The problem: Please report every line of the listing below that has the word "with" in it.

Information given:
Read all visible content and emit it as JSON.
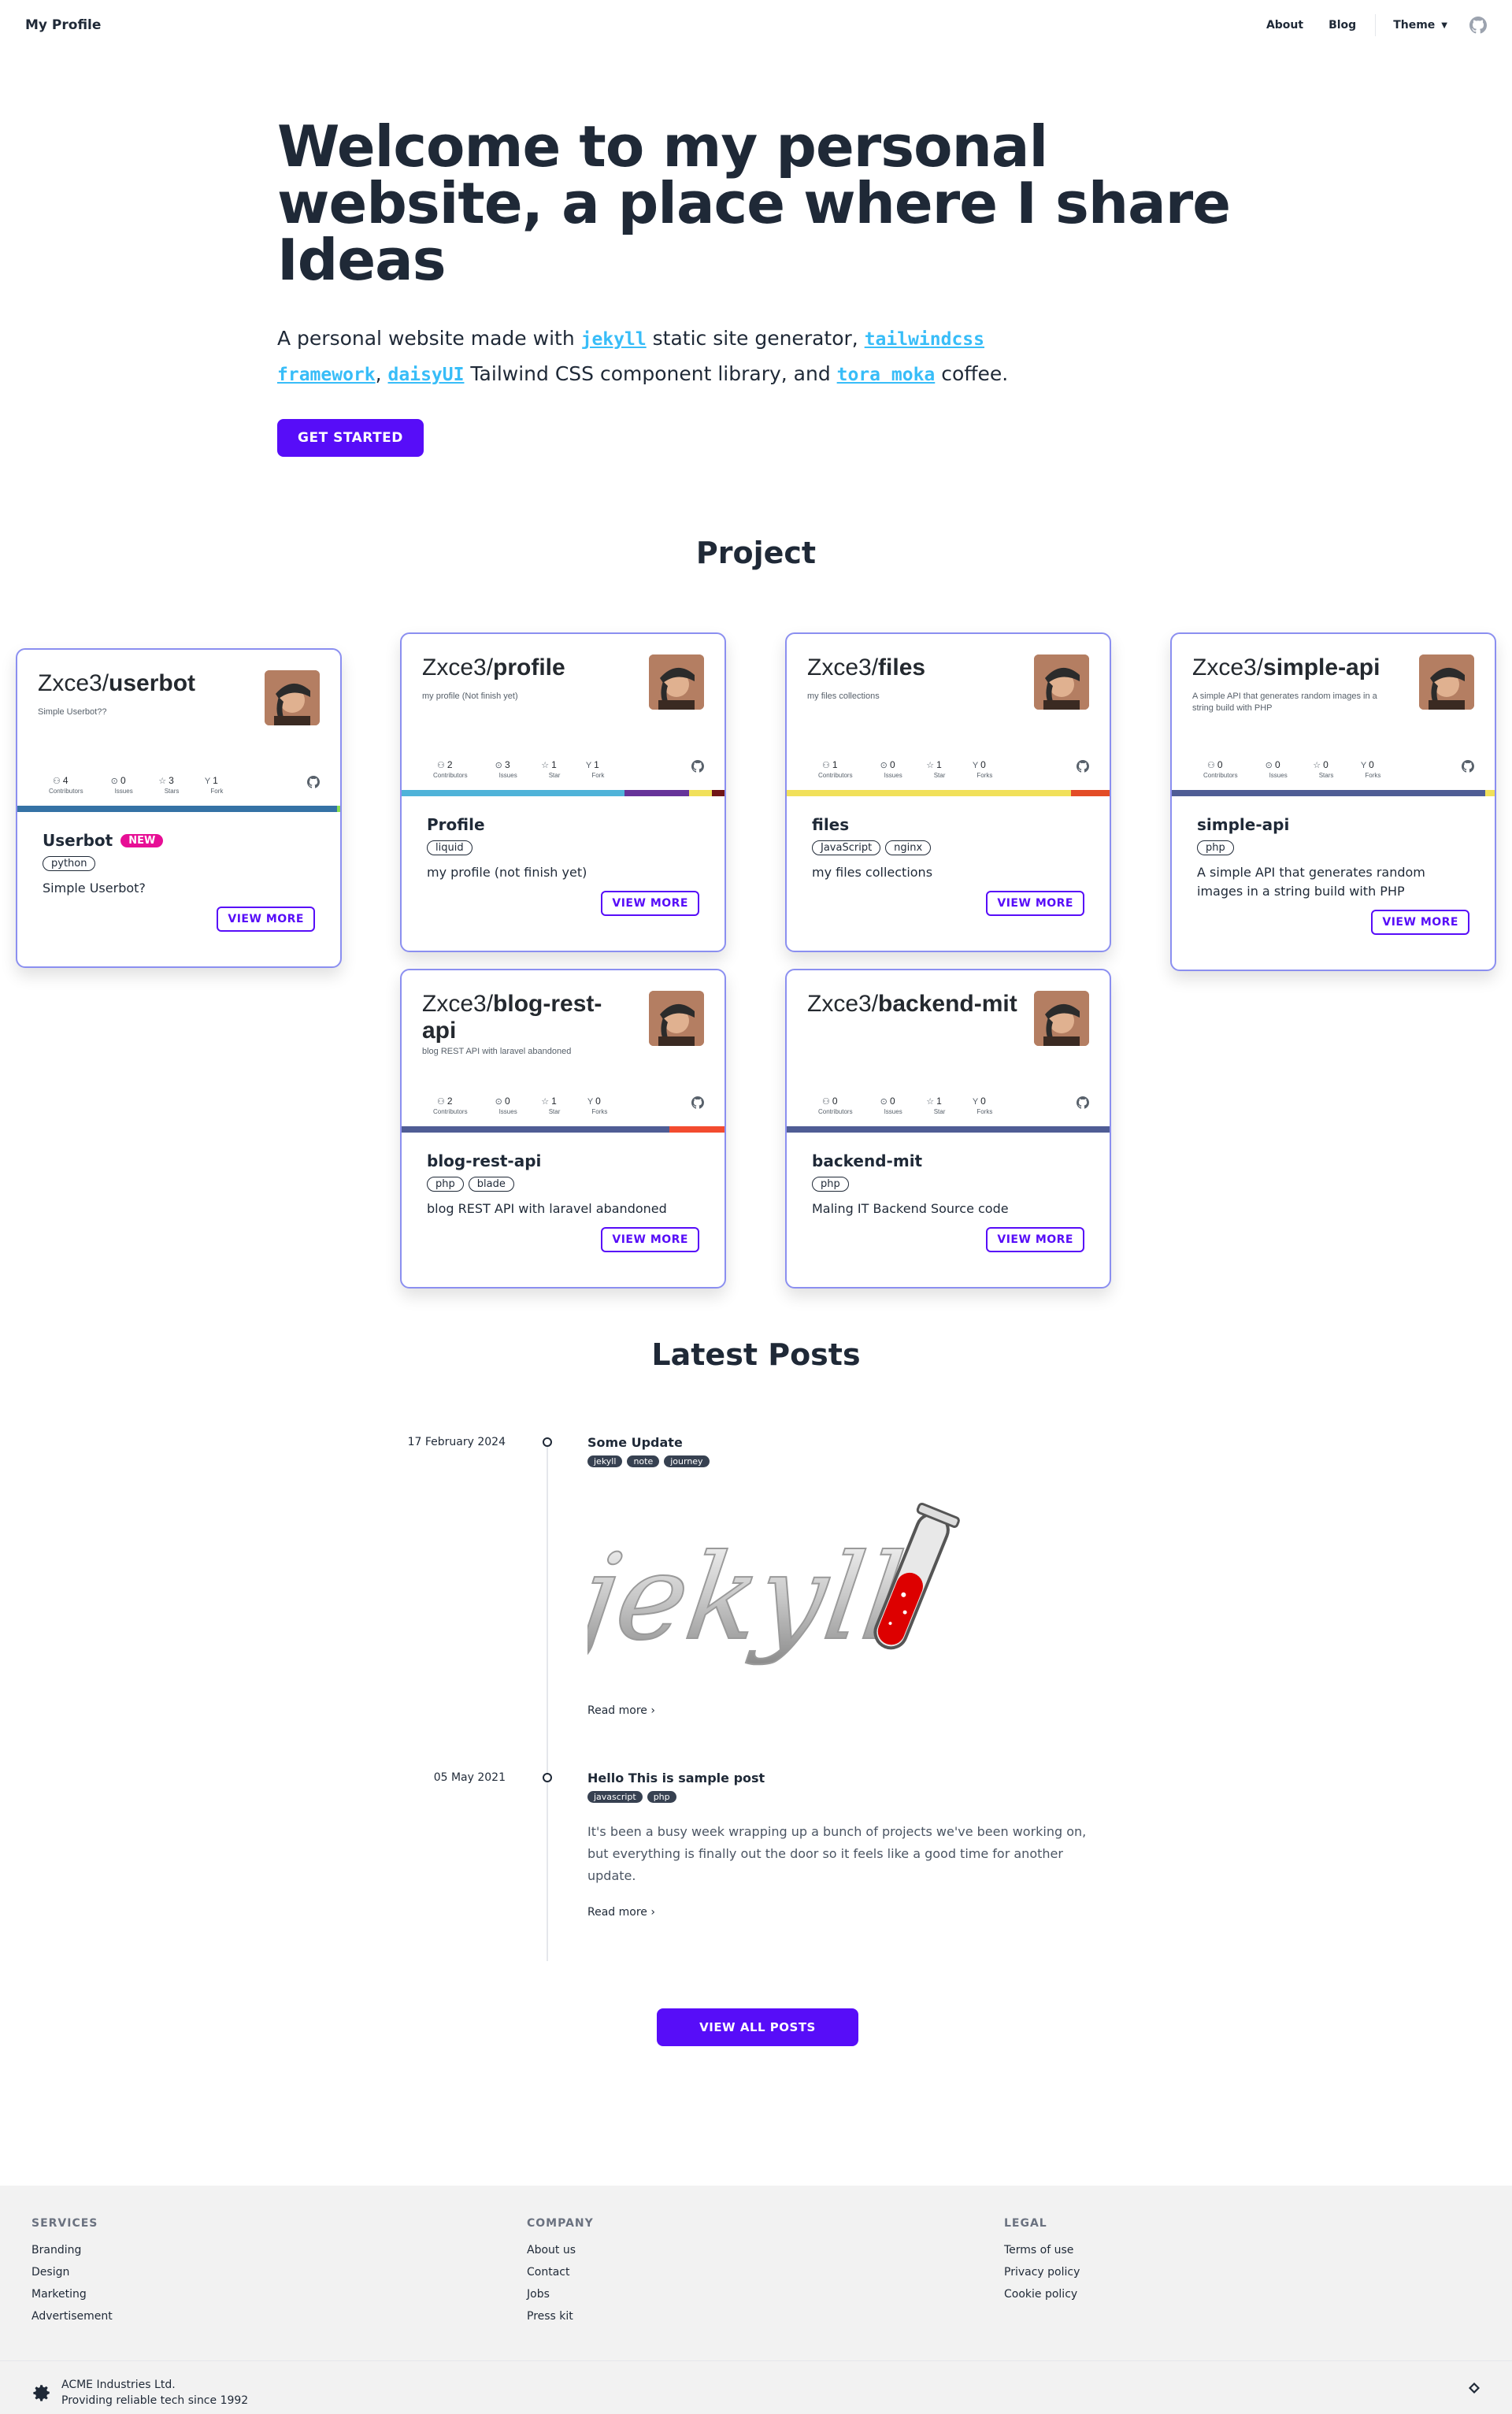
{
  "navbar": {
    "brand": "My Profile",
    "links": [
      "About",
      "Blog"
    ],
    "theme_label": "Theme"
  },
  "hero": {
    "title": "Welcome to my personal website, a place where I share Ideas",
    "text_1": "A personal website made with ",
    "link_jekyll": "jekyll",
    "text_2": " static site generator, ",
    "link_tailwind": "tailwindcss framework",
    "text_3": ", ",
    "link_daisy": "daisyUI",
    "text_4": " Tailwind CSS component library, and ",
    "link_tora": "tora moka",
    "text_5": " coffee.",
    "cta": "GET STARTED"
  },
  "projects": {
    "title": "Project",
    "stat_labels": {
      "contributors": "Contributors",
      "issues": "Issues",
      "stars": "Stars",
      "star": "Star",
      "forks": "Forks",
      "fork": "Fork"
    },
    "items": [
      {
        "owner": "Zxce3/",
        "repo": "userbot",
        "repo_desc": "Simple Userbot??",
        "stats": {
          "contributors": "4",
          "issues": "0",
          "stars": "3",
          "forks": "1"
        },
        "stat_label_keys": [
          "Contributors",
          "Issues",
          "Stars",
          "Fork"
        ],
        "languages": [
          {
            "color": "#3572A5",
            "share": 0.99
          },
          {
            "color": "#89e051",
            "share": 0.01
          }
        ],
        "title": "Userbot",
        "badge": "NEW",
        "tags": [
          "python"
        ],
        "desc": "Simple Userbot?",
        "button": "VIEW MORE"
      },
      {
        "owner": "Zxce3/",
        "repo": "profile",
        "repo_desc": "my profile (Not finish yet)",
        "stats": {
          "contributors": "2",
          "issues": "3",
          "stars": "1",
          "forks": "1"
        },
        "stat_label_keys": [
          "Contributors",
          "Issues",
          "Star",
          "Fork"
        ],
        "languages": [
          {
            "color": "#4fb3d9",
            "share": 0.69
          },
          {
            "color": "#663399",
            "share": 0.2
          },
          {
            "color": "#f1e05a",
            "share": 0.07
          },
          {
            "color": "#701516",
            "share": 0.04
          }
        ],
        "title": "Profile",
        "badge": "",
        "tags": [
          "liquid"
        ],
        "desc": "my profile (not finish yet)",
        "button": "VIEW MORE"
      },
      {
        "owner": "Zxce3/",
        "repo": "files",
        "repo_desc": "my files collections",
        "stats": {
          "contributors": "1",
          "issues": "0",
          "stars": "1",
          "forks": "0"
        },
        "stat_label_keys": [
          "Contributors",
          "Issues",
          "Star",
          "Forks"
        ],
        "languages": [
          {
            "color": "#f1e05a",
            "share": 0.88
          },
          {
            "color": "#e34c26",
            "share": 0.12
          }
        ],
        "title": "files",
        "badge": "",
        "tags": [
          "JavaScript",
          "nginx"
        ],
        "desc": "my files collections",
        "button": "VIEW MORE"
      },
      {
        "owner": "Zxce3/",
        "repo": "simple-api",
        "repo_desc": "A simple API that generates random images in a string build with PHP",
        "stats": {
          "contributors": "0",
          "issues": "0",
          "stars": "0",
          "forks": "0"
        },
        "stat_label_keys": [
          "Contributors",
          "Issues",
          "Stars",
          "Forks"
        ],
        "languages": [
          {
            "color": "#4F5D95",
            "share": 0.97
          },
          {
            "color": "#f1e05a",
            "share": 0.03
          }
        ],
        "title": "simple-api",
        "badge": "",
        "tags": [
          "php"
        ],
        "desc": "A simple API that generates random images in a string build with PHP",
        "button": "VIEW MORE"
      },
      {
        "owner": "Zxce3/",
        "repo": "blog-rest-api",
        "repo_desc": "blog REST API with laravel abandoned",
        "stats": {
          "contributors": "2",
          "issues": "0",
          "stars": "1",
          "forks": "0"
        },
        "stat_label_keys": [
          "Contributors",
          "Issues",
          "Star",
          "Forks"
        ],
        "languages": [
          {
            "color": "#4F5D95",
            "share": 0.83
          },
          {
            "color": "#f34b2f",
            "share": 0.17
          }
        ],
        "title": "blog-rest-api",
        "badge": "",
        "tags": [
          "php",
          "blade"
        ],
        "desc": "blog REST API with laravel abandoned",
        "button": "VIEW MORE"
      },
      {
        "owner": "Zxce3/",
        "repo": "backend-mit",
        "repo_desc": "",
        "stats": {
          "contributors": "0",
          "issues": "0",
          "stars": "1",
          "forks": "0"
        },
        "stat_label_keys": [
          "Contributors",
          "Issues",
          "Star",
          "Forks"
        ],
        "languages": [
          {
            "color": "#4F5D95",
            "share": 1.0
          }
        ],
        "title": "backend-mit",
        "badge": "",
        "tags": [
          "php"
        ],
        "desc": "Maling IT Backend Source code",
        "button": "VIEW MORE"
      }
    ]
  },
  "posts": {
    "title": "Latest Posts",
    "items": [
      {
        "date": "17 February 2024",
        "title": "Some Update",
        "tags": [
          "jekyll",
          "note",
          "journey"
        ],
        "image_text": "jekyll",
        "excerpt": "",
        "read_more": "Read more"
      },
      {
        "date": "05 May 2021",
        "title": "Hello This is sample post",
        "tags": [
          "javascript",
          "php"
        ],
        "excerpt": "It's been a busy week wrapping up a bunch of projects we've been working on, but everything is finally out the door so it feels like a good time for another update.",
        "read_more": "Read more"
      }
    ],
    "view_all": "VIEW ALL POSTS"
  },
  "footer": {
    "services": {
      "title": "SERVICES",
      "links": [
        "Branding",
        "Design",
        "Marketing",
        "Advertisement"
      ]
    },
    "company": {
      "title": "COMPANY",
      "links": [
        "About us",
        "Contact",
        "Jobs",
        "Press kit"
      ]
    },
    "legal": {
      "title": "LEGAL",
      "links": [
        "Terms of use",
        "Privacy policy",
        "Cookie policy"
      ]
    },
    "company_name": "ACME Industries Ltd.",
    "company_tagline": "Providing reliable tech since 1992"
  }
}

Answer:
    "text_1": "A personal website made with ",
        "repo_desc": "A simple API that generates random images in a string build with PHP",
        "desc": "A simple API that generates random images in a string build with PHP",
        "repo_desc": "blog REST API with laravel abandoned",
        "desc": "blog REST API with laravel abandoned",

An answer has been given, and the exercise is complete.